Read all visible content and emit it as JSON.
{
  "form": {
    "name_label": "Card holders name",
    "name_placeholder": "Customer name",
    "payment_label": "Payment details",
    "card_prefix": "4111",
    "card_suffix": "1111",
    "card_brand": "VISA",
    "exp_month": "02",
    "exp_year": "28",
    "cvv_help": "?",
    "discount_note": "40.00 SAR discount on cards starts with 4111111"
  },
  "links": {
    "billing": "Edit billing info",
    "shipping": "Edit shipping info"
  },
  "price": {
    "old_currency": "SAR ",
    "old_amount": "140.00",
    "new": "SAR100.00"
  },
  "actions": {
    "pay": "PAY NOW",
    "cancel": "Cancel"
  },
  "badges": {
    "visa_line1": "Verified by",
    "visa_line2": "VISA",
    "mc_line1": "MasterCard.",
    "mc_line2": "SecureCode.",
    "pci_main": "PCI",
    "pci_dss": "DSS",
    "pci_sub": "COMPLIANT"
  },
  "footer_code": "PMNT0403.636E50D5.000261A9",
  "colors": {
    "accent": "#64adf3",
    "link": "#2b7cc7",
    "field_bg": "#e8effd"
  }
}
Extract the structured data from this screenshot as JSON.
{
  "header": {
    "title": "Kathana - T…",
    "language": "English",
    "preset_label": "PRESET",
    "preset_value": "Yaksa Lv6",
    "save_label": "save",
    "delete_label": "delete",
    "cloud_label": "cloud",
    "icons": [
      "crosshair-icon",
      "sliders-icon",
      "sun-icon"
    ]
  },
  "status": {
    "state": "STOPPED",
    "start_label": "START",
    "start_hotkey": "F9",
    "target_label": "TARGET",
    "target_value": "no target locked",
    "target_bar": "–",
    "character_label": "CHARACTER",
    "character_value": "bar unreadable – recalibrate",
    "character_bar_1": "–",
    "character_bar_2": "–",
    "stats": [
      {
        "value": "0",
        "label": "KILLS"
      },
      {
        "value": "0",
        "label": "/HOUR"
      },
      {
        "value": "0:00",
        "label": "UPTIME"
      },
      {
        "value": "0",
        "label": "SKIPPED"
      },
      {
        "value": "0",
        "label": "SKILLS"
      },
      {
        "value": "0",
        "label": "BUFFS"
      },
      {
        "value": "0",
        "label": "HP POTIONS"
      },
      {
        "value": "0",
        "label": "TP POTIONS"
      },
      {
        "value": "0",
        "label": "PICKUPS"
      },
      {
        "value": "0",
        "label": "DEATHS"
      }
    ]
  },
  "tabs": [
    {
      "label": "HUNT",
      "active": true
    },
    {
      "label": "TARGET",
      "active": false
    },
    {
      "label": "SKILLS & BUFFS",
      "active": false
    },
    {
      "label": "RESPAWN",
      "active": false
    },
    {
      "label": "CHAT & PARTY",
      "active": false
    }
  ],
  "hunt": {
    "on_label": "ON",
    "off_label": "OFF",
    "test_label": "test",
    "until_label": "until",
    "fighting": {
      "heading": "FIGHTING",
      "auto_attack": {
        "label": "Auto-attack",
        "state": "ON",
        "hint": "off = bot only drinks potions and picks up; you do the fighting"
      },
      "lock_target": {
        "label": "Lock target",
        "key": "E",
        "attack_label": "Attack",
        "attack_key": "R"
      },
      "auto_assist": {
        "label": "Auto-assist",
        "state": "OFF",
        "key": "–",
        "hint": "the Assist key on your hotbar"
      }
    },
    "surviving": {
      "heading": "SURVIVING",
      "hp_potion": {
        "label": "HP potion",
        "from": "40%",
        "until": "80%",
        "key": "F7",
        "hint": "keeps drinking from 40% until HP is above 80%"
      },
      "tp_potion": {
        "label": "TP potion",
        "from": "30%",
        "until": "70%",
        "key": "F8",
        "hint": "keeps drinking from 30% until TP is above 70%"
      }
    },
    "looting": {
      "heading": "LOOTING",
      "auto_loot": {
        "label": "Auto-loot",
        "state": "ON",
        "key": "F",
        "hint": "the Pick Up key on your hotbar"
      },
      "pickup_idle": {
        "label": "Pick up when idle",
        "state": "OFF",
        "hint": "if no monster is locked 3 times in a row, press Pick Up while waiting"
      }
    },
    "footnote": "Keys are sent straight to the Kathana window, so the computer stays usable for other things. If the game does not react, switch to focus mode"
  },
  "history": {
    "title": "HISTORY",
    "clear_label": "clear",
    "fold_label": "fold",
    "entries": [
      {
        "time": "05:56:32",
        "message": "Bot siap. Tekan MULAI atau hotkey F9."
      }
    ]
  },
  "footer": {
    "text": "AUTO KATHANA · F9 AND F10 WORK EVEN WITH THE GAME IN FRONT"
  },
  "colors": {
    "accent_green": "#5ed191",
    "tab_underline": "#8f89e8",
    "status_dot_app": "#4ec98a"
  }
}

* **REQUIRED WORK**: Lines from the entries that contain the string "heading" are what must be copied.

* **WRITTEN SOLUTION**:
      "heading": "FIGHTING",
      "heading": "SURVIVING",
      "heading": "LOOTING",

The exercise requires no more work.